Bowser has faced increasing pressure after a series of high-profile shootings in the nation's capitol in July – including one outside Nationals Park and another along an upscale commercial strip. But some council members argued the shootings only gained media attention because they occured in gentrified parts of the city, and slammed Bowser's budget request as "politics." The council diverted the remaining $6 million to intervention programs.
'Reimagine public safety'
Several cities are using the rescue funds for similar initiatives.
In Baltimore, which has had 239 homicides this year, ahead of its 2020 pace, Mayor Brandon Scott said he plans to devote a portion of $641 million in rescue funds over two years to violence prevention programs and interventions.
Baltimore was one of 15 cities that partnered with the federal government to use a portion of their ARP funding on community-based violence interventions. Scott plans to use the funds to complement the work of nonprofits in this area.

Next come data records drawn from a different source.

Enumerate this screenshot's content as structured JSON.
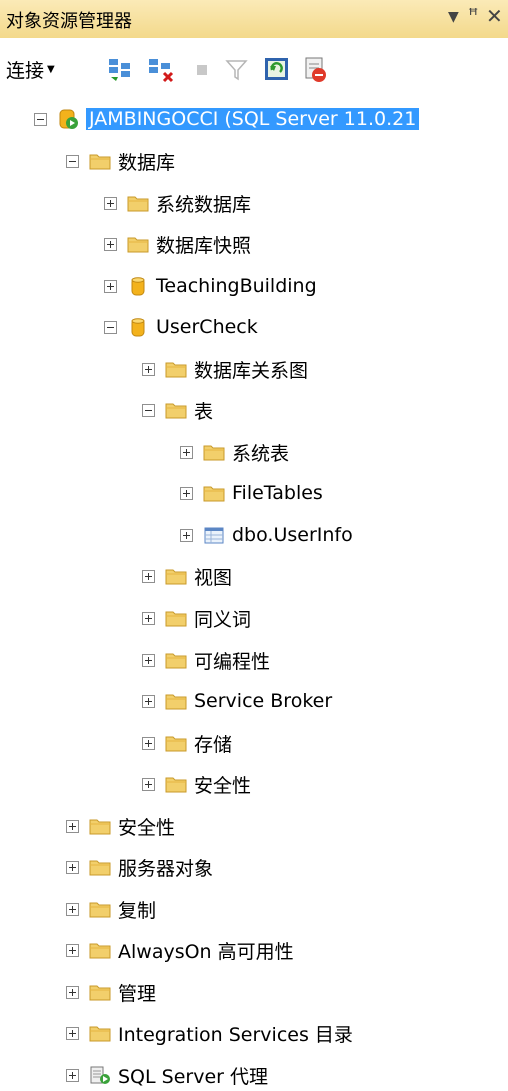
{
  "panel": {
    "title": "对象资源管理器",
    "dropdown_glyph": "▼",
    "pin_glyph": "ꟸ",
    "close_glyph": "✕"
  },
  "toolbar": {
    "connect_label": "连接",
    "connect_arrow": "▼"
  },
  "tree": [
    {
      "label": "JAMBINGOCCI (SQL Server 11.0.21",
      "icon": "server-icon",
      "expanded": true,
      "selected": true
    },
    {
      "label": "数据库",
      "icon": "folder-icon",
      "expanded": true
    },
    {
      "label": "系统数据库",
      "icon": "folder-icon",
      "expanded": false
    },
    {
      "label": "数据库快照",
      "icon": "folder-icon",
      "expanded": false
    },
    {
      "label": "TeachingBuilding",
      "icon": "database-icon",
      "expanded": false
    },
    {
      "label": "UserCheck",
      "icon": "database-icon",
      "expanded": true
    },
    {
      "label": "数据库关系图",
      "icon": "folder-icon",
      "expanded": false
    },
    {
      "label": "表",
      "icon": "folder-icon",
      "expanded": true
    },
    {
      "label": "系统表",
      "icon": "folder-icon",
      "expanded": false
    },
    {
      "label": "FileTables",
      "icon": "folder-icon",
      "expanded": false
    },
    {
      "label": "dbo.UserInfo",
      "icon": "table-icon",
      "expanded": false
    },
    {
      "label": "视图",
      "icon": "folder-icon",
      "expanded": false
    },
    {
      "label": "同义词",
      "icon": "folder-icon",
      "expanded": false
    },
    {
      "label": "可编程性",
      "icon": "folder-icon",
      "expanded": false
    },
    {
      "label": "Service Broker",
      "icon": "folder-icon",
      "expanded": false
    },
    {
      "label": "存储",
      "icon": "folder-icon",
      "expanded": false
    },
    {
      "label": "安全性",
      "icon": "folder-icon",
      "expanded": false
    },
    {
      "label": "安全性",
      "icon": "folder-icon",
      "expanded": false
    },
    {
      "label": "服务器对象",
      "icon": "folder-icon",
      "expanded": false
    },
    {
      "label": "复制",
      "icon": "folder-icon",
      "expanded": false
    },
    {
      "label": "AlwaysOn 高可用性",
      "icon": "folder-icon",
      "expanded": false
    },
    {
      "label": "管理",
      "icon": "folder-icon",
      "expanded": false
    },
    {
      "label": "Integration Services 目录",
      "icon": "folder-icon",
      "expanded": false
    },
    {
      "label": "SQL Server 代理",
      "icon": "agent-icon",
      "expanded": false
    }
  ]
}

Baltimore's Safe Street program, for example, employs outreach professionals to de-escalate disputes to try to prevent violence.

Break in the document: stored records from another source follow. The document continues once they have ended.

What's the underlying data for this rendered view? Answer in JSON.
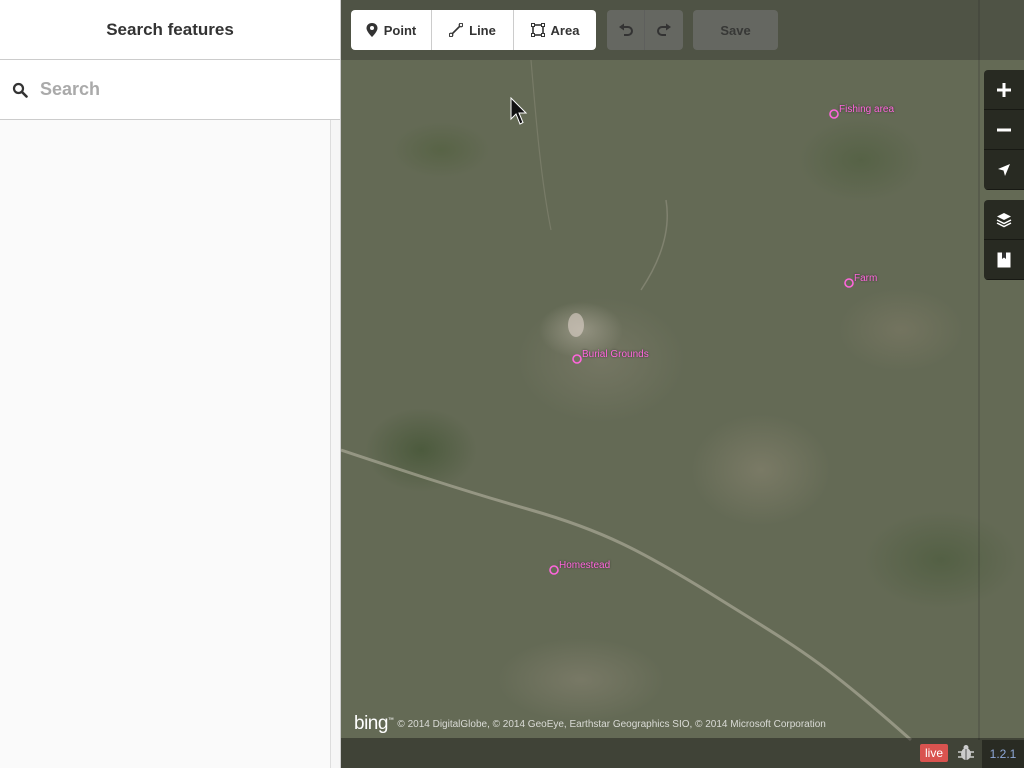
{
  "sidebar": {
    "title": "Search features",
    "search": {
      "placeholder": "Search",
      "value": "",
      "icon": "search-icon"
    }
  },
  "toolbar": {
    "modes": [
      {
        "label": "Point",
        "icon": "point-marker-icon"
      },
      {
        "label": "Line",
        "icon": "line-icon"
      },
      {
        "label": "Area",
        "icon": "area-icon"
      }
    ],
    "undo_icon": "undo-icon",
    "redo_icon": "redo-icon",
    "save_label": "Save"
  },
  "map_controls": [
    "zoom-in-icon",
    "zoom-out-icon",
    "geolocate-icon",
    "layers-icon",
    "map-data-icon"
  ],
  "features": [
    {
      "name": "Fishing area"
    },
    {
      "name": "Farm"
    },
    {
      "name": "Burial Grounds"
    },
    {
      "name": "Homestead"
    }
  ],
  "attribution": {
    "logo": "bing",
    "text": "© 2014 DigitalGlobe, © 2014 GeoEye, Earthstar Geographics SIO, © 2014 Microsoft Corporation"
  },
  "footer": {
    "live_label": "live",
    "version": "1.2.1"
  },
  "colors": {
    "feature_label": "#ff66dd",
    "live_badge": "#d9534f",
    "version_text": "#8fa8d8"
  }
}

"My administration is already taking steps to reimagine public safety in Baltimore," Scott said.
"It's not simply for him about policing," the mayor said of Biden. "But it's also important, as the president said, that we do these other community-based preventive measures so that we're tackling this from all angles."
Another partner in the federal program is Minneapolis, which became the center of a national debate on policing after the May 2020 killing of George Floyd, a Black man who was killed after a police officer pinned his neck to the ground for more than nine minutes.
Minneapolis Mayor Jacob Frey received council approval in July to spend $102 million in federal rescue funds out of $271 million awarded to the city. That includes nearly $11 million for violence intervention such as violence interrupters, trauma response, expanded group violence intervention programming and other community initiatives.
Frey said he subscribes to a "both-end approach" – intervention mechanisms and "adequate personnel for law enforcement." He said the funds would also help add eight civilians to desk jobs in police department to free up officers for other responsibilities.
"So the effect is additional officers to the street," he said. "It also allows to provide additional ongoing funding for the recruiting classes that will be coming in."
In July, a Minnesota court sided with residents who sued Minneapolis over the police department's staffing, ordering the city to have 730 sworn officers a year from now, 60 more than is projected, to comply with a city code.
Tucson, Arizona, Mayor Regina Romero said she hopes to invest $7 million to $10 million in the "root causes" of gun violence including community intervention programs, substance abuse programs and job training services. Tucson received $67 million in rescue funds in May
"Funding for officers is not the issue," Romero said, noting that her city has increased pay by 13% to try to attract recruits for 100 police positions that remain unfilled. "It's just that we're having difficulty in filling those vacancies."
Romero said crime must be tackled in a "much more holistic" way by confronting equity issues to breakup cycles of violence. She called the rescue funds a "godsend" for Tucson because it will boost nonprofits with a proven track record.
"We don't have to reinvent the wheel," Romero said.
Contributing: Associated Press. Reach Joey Garrison on Twitter @joeygarrison.
This article originally appeared on USA TODAY: Biden, Democrat mayors use COVID money to fight soft-on-crime tag